But he was also not very happy with the fact that we should just, well, assume that these things, these objects, attract each other without anything in between. So if there are two masses and empty space, there’s nothing that really happens between them, but still, they’re attracting each other. And he thought that was kind of mysterious and that it was something he would have liked to explain in a better way.
In other words, we can describe how objects behave when they encounter a gravitational field and we can measure the strength of the field, but we don't know what gravity actually is, nor how it's produced, nor how it interacts with matter to cause the effects it does.

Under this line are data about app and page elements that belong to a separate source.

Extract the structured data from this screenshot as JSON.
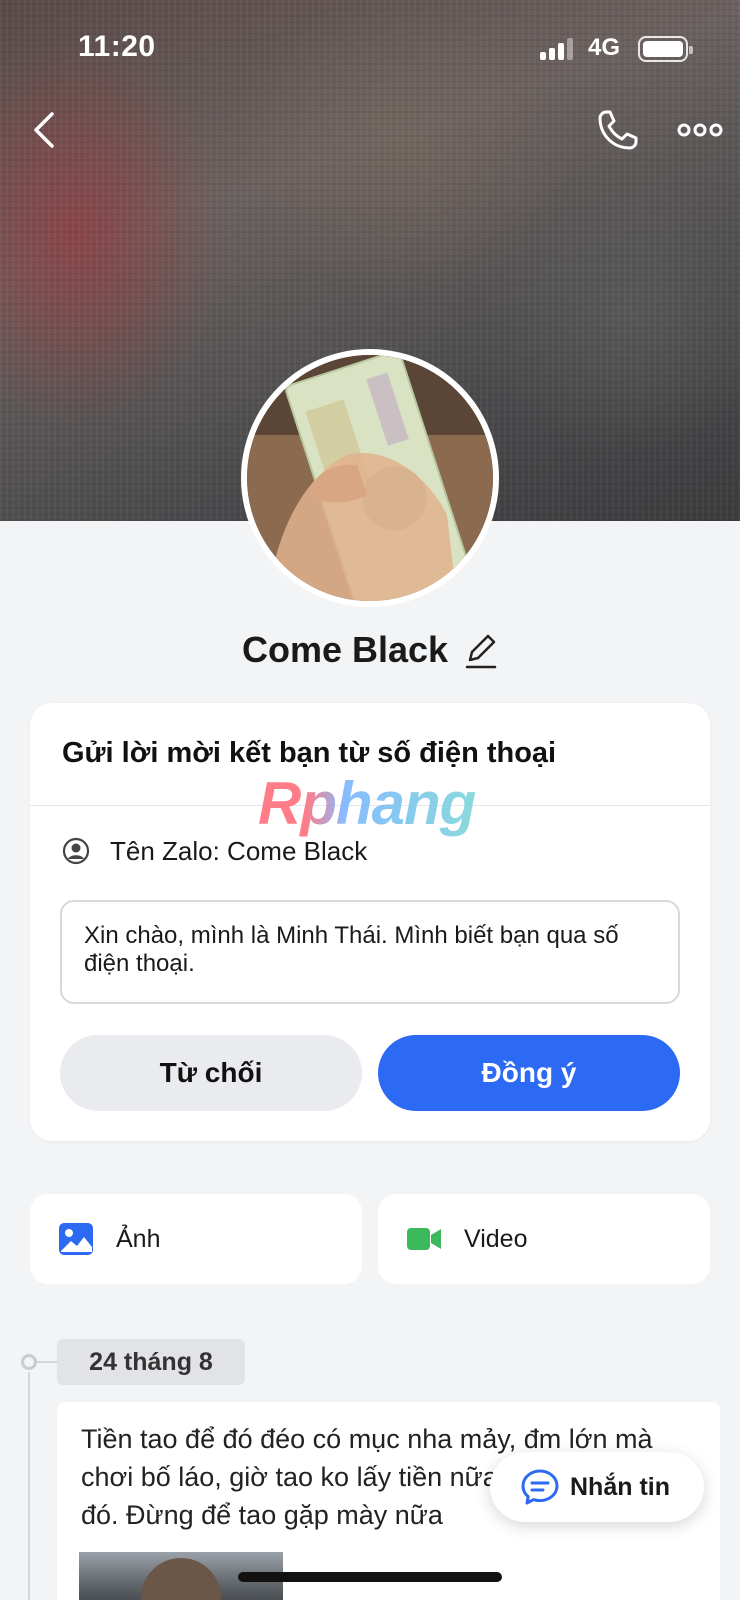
{
  "status_bar": {
    "time": "11:20",
    "network": "4G"
  },
  "profile": {
    "name": "Come Black"
  },
  "friend_request": {
    "title": "Gửi lời mời kết bạn từ số điện thoại",
    "zalo_name": "Tên Zalo: Come Black",
    "message": "Xin chào, mình là Minh Thái. Mình biết bạn qua số điện thoại.",
    "decline_label": "Từ chối",
    "accept_label": "Đồng ý"
  },
  "watermark": "Rphang",
  "media": {
    "photo_label": "Ảnh",
    "video_label": "Video"
  },
  "timeline": {
    "date": "24 tháng 8",
    "post_text": "Tiền tao để đó đéo có mục nha mảy, đm lớn mà chơi bố láo, giờ tao ko lấy tiền nữa cho mày lun đó. Đừng để tao gặp mày nữa"
  },
  "chat_button": {
    "label": "Nhắn tin"
  },
  "colors": {
    "accent": "#2d6af3",
    "photo_icon": "#2d6af3",
    "video_icon": "#3cb95c"
  },
  "icons": [
    "back-icon",
    "phone-icon",
    "more-icon",
    "edit-icon",
    "user-circle-icon",
    "image-icon",
    "video-camera-icon",
    "chat-bubble-icon"
  ]
}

Verlinde goes on to discuss Einstein's view that material bodies bend space and time. This is very strange. One of the arguments materialists make against substance dualism is that interaction between two disparate "substances" like mind and matter is incomprehensible. It's therefore less complicated to suppose that there's only a single substance, usually assumed by scientists to be matter, which comprises reality. Mind is just a superfluous posit, the materialist believes, a word we use to describe what the matter in the brain does.

But if matter can bend time don't we face the same problem trying to account for that interaction? How can matter interact with time? How can time bend? What is it that's actually bending? If we accept that matter can curve time then why do we balk at thinking that matter, or brains, can interact with minds? Why do we have a problem thinking that an immaterial mind can cause an effect in a material brain?
Thanks to The for the tip.